When on the stage Lydon is a prowling and teeth-bearing beast, staring down the crowd he moves with both intent and spontaneity to create a truly unforgettable experience. A far cry from the man being interviewed about his favourite music. Though he does have a few barbed words for mega-stars like The Rolling Stones and David Bowie, the latter he calls “a bad drag queen” but, on the whole, he has an appreciation for the music they create and a begrudging acceptance of their influence over his generation and arguably himself too.
Of course, he manages to keep up the angsty image over the minutes, casting his verbal spines out at ’60s music and saying most of his contemporaries in the punk scene were “stagnant”. However, the overarching theme is of Lydon showing his intelligence and that the arguments he put forward, no matter how he violently spat out across the airwaves.
Also appearing in Lydon’s 1977 record collection are a host of singer-songwriters including, Nico, John Cale, Lou Reed, Can, Kevin Coyne, the aforementioned “drag queen” Bowie and Tim Buckley—and an awkward selection of Gary Glitter to boot, an artist who has since been routinely charged for paedophilia. To show off his increasing love of lyrics, something which again would be represented on the subsequent projects Lydon would pursue, he offers some candid views on Lou Reed and John Cale.
The whole interview is a wonderful listen for any Sex Pistol fan or anyone who wants to try and change their opinion on Johnny Rotten. The singer’s recent jump to support Donald Trump in the face of overwhelming damning evidence has left us with a sour taste in our mouths but, in honesty, you cannot disagree with his musical knowledge.
The playlist arrives as a glimpse into the burning mind behind one of the most iconic bands in rock and roll history.
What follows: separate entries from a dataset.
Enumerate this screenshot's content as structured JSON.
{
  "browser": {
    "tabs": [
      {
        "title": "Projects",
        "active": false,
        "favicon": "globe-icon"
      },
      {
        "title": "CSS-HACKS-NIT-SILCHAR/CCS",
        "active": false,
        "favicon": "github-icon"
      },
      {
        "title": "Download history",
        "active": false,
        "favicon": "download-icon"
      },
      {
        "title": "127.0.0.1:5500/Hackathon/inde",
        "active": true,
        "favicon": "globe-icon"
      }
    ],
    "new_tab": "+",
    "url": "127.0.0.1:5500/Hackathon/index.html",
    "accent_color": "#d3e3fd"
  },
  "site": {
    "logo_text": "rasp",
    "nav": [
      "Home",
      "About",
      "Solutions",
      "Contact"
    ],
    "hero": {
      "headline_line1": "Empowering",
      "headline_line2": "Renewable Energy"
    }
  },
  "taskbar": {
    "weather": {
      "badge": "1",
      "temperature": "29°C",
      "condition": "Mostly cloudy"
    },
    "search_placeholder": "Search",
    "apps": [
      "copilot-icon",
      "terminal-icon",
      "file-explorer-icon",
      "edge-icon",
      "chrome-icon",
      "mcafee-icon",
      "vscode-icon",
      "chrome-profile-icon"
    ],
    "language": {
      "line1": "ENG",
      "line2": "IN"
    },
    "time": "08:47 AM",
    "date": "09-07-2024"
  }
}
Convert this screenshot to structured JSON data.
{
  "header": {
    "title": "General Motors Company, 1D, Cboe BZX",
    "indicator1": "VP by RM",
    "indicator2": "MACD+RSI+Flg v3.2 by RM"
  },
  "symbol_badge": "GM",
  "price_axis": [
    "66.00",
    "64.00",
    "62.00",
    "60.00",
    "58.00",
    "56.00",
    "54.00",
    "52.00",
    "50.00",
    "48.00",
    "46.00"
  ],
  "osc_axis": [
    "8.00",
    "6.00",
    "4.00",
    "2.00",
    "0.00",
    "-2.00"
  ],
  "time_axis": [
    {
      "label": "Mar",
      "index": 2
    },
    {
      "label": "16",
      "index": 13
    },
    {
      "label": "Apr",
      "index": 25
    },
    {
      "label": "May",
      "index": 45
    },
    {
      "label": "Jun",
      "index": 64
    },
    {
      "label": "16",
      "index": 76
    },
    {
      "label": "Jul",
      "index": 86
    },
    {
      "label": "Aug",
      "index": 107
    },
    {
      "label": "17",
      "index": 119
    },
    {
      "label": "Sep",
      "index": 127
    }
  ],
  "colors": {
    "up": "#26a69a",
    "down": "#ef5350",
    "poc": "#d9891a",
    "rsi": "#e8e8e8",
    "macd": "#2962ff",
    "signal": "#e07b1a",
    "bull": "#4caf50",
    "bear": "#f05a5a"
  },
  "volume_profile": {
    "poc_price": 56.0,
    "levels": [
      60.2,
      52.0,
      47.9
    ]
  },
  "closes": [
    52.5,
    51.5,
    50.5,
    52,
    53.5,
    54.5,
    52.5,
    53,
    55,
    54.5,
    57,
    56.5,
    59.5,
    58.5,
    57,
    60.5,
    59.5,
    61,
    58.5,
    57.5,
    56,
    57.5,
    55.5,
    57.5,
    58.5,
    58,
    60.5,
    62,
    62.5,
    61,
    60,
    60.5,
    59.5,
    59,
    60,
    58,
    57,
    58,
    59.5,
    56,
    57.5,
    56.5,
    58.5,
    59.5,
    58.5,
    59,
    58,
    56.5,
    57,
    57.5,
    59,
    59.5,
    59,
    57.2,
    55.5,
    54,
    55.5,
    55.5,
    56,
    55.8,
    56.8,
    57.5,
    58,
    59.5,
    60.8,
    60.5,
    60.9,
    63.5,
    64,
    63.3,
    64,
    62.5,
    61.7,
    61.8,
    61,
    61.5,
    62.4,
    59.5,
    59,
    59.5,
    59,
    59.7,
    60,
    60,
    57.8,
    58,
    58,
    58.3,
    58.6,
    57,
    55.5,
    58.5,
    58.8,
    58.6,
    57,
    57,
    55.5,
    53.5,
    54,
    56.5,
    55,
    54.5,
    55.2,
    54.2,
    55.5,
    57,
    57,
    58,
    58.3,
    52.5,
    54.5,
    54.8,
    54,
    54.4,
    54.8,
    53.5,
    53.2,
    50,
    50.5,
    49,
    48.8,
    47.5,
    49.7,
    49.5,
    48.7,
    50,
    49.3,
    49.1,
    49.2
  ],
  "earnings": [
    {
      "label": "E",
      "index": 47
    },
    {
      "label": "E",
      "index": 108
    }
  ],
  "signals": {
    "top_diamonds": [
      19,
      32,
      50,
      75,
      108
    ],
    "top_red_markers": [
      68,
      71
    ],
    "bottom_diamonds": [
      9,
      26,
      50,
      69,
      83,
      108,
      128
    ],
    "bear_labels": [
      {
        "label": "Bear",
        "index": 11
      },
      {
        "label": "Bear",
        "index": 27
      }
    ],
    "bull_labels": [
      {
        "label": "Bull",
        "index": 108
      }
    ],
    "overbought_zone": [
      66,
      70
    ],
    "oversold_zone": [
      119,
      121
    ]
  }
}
Welcome to Johnny Rotten Radio.
Johnny Rotten’s favourite songs in 1977
- Tim Buckley – ‘Sweet Surrender’
- The Creation – ‘Life Is Just Beginning’
- David Bowie – ‘Rebel Rebel’
- Unknown Irish Folk Music / Jig
- Augustus Pablo – ‘King Tubby Meets The Rockers Uptown’
- Gary Glitter – ‘Doing Alright With The Boys’
- Fred Locks – ‘Walls’
- Vivian Jackson and the Prophets – ‘Fire in a Kingston’
- Culture – ‘I’m Not Ashamed’
- Dr Alimantado & The Rebels – ‘Born For A Purpose’
- Bobby Byrd – ‘Back From The Dead’
- Neil Young – ‘Revolution Blues’
- Lou Reed – ‘Men Of Good Fortune’
- Kevin Coyne – ‘Eastbourne Ladies’
- Peter Hammill – ‘The Institute Of Mental Health, Burning’
- Peter Hammill – ‘Nobody’s Business’
- Makka Bees – ‘Nation Fiddler / Fire!’
- Captain Beefheart – ‘The Blimp’
- Nico – ‘Janitor Of Lunacy’
- Ken Boothe – ‘Is It Because I’m Black’
- John Cale – ‘Legs Larry At Television Centre’
- Third Ear Band – ‘Fleance’
- Can – ‘Halleluhwah’
- Peter Tosh – ‘Legalise It’